With all these things you have to start somewhere. In February 2014, aged 26, after not feeling well on and off for the previous past five months or so, I got a GP appointment. This particular appointment however, was different.
My mum is a nurse and we had been video chatting the previous afternoon after I had come back from a chest x-ray - I was at uni and had been feeling awful so we decided I should go home. It was the beginning of my revision week for exams, which I had been working toward since August and my housemates hadn't been helping my study one bit. I decided to pack up and drive an hour and a half home for some R and R (one of those r's had definitely been for revision - that was the intention anyway!)
I arrived home and my mum and sister pulled up as I was getting my keys out. When we were inside, under the light, they couldn't believe how swollen my face, neck and arms were. The next morning, I got an emergency doctor's appointment and in the afternoon, the GP told me and my mum that the x-ray showed that I had a lump in my chest. After months of feeling so ill and not having an answer, I felt validated.
The following day I was in hospital for tests and then transferred to another hospital. All the time with a member of family by my side. I organised deferring exams from my hospital bed and got friends to tell the others who needed to know. I was then on the young adult ward for a week whilst they did more tests. Every day with a visitor. I then got my full diagnosis and staging of Hodgkin's Lymphoma, Stage 3B. It was the same week the family dog died - so a good one all round!
I had chemo for six months in which I was really sick. During my non-sick windows, I was able to go out on adventures with my friend Chris and the new dog. When chemo finished, we went to the End of The Road festival which was epic but physically tough.
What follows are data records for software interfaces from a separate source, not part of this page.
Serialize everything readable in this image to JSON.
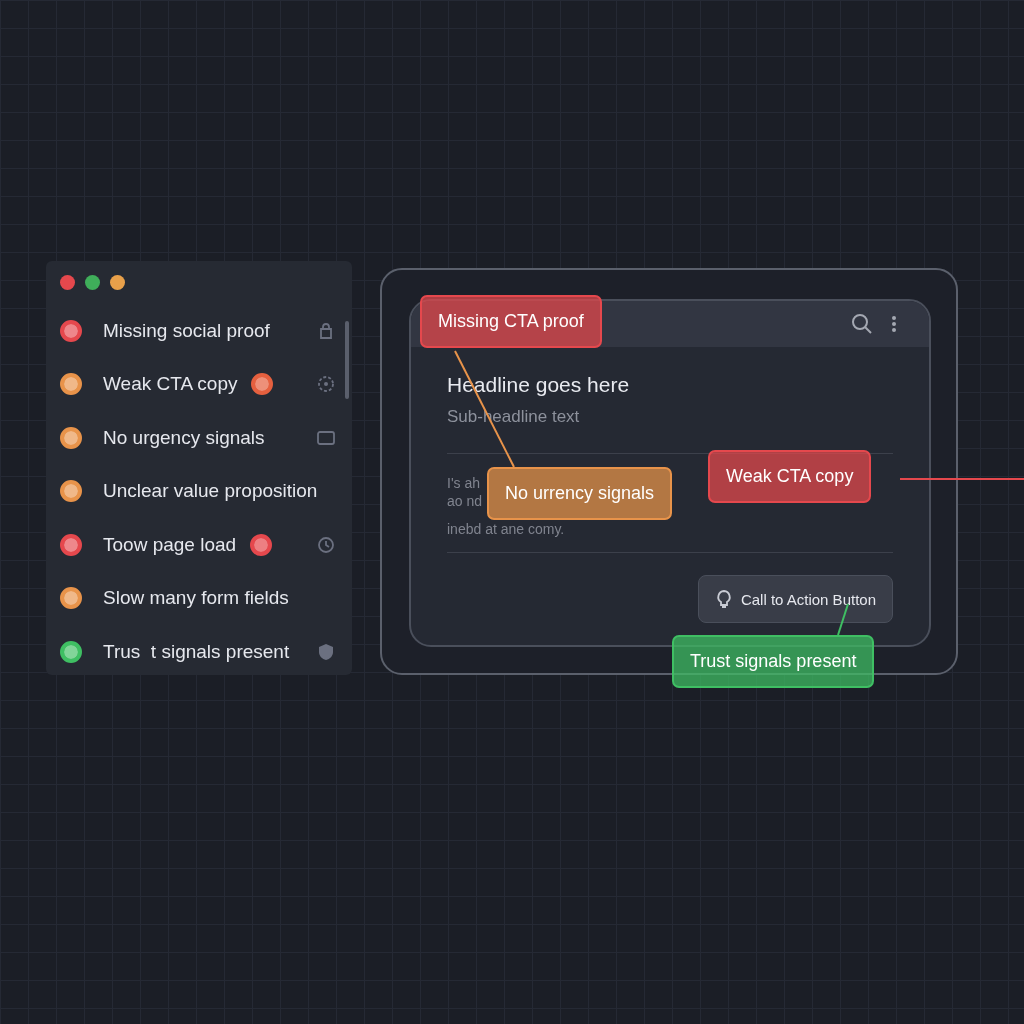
{
  "issues_panel": {
    "items": [
      {
        "label": "Missing social proof",
        "color": "#e5484d"
      },
      {
        "label": "Weak CTA copy",
        "color": "#e8934a",
        "badge": {
          "color": "#e5603f"
        }
      },
      {
        "label": "No urgency signals",
        "color": "#e8934a"
      },
      {
        "label": "Unclear value proposition",
        "color": "#e8934a"
      },
      {
        "label": "Toow page load",
        "color": "#e5484d",
        "badge": {
          "color": "#e5484d"
        }
      },
      {
        "label": "Slow many form fields",
        "color": "#e8934a"
      },
      {
        "label": "Trus  t signals present",
        "color": "#3fbf63"
      }
    ]
  },
  "mockup": {
    "headline": "Headline goes here",
    "subheadline": "Sub-headline text",
    "body_lines": [
      "I's ah",
      "ao nd",
      "inebd at ane comy."
    ],
    "cta_button": "Call to Action Button"
  },
  "annotations": [
    {
      "label": "Missing CTA proof",
      "color": "#e5484d"
    },
    {
      "label": "No urrency signals",
      "color": "#e8934a"
    },
    {
      "label": "Weak CTA copy",
      "color": "#e5484d"
    },
    {
      "label": "Trust signals present",
      "color": "#3fbf63"
    }
  ]
}
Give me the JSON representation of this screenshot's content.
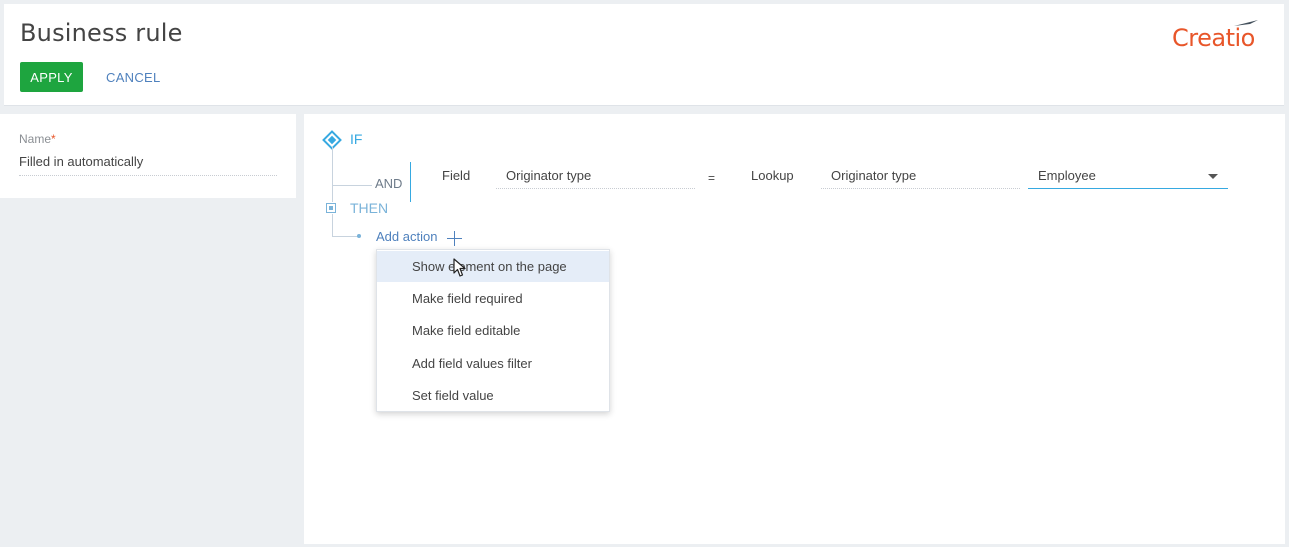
{
  "header": {
    "title": "Business rule",
    "apply_label": "APPLY",
    "cancel_label": "CANCEL",
    "logo_text": "Creatio"
  },
  "name_field": {
    "label": "Name",
    "required_mark": "*",
    "value": "Filled in automatically"
  },
  "rule": {
    "if_label": "IF",
    "and_label": "AND",
    "condition": {
      "field_label": "Field",
      "field_value": "Originator type",
      "operator": "=",
      "lookup_label": "Lookup",
      "lookup_value": "Originator type",
      "selected_value": "Employee"
    },
    "then_label": "THEN",
    "add_action_label": "Add action"
  },
  "action_menu": {
    "items": [
      {
        "label": "Show element on the page"
      },
      {
        "label": "Make field required"
      },
      {
        "label": "Make field editable"
      },
      {
        "label": "Add field values filter"
      },
      {
        "label": "Set field value"
      }
    ]
  },
  "colors": {
    "accent": "#36a9e1",
    "apply": "#1ea53f",
    "link": "#4f81bd",
    "brand": "#e8562a"
  }
}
I got clearance a few months later, after the "end of chemo" scans and in 2015 went back to uni - on with the new normal.
But it didn't last long. Follow up tests showed the cancer had come back and this time I was prescribed a harsher chemo regime, followed by a stem cell transplant. This time around my mum took time off to look after me when I returned home after almost a month in isolation to protect me from getting infections. She has been there for hospital appointments, hospital stays and crazy trips out during chemo days. It is true to say that this time spent together has unified us as mother and daughter (as well as increasing my knowledge of the surrounding area!)
Having cancer makes you insular, which is probably unavoidable. I have spent time on a ward with terminally ill patients, an experience, which is unusual in my age group. Despite the insularity and anxiety cancer might bring, it is clear that you do not need to surround yourself with people who do not appreciate you or who are constantly absent when you are in their company. I was at a restaurant recently with a group of people and there was a stark contrast between our end of the table having lively conversations and laughter and the other end where they were almost all on their phones, in silence, not looking at each other. For me, to see this with having witnessed what I have - put your phone away, do not ignore what is in front of you.
I am now in a new normal - almost one year post transplant, the friends and family friends I always expected to be great, have been outstanding - my special group of friends united together and rallied throughout. My uni tutor has been amazing. I am on the committee of Trekstock - a national young adult cancer charity who are very supportive and through them I have met some brilliant people.
This experience has taught me more about human nature via the reaction of others to my cancer than anything else I could have conceivably thought otherwise. I have learnt that compassion and support can come from surprising places - far located and irregular contact friendships can become truly cemented.
I am conscious that I have been in a great position by having had a fantastic oncology team and my mum acting as medical translator and an on hand nurse which has made a great many things easier.
We have been torn apart by life and fitted back together slightly differently as a family (my sister was diagnosed with anorexia, the same month I was diagnosed) and over this experience, I have met lots other people of a similar age who, like me, have gone through or are still going through cancer. I have made friendships through Twitter (of all places) and I have also lost someone, of a similar age, to blood cancer. I have always known that my prognosis was good and at my last clinic appointment, I was diagnosed as 'stoical'!
Unless you have personal experience, you may not know what any of this feels like but I can now stand up and say (almost with confidence) "I am Alice, and I have had cancer - thank you for being here today" (with a wave not unlike the one once demonstrated by Julie Andrews) and so I will end by saying this: On World Cancer Day 2017, show your #ActOfUnity in solidarity with those going through treatment, in remembering loved ones or to reduce the impact of cancer on future generations.
Alice is supporting World Cancer Day 2017. On 4 February, World Cancer Day, wear a Unity Band or donate Right Now to play your part in one incredible #ActOfUnity to beat cancer sooner. The Cancer Research UK Unity Band will be available online and in Cancer Research UK shops for a suggested donation of £2. Join the #ActOfUnity Right Now at cruk.org/worldcancerdaySuggest a correction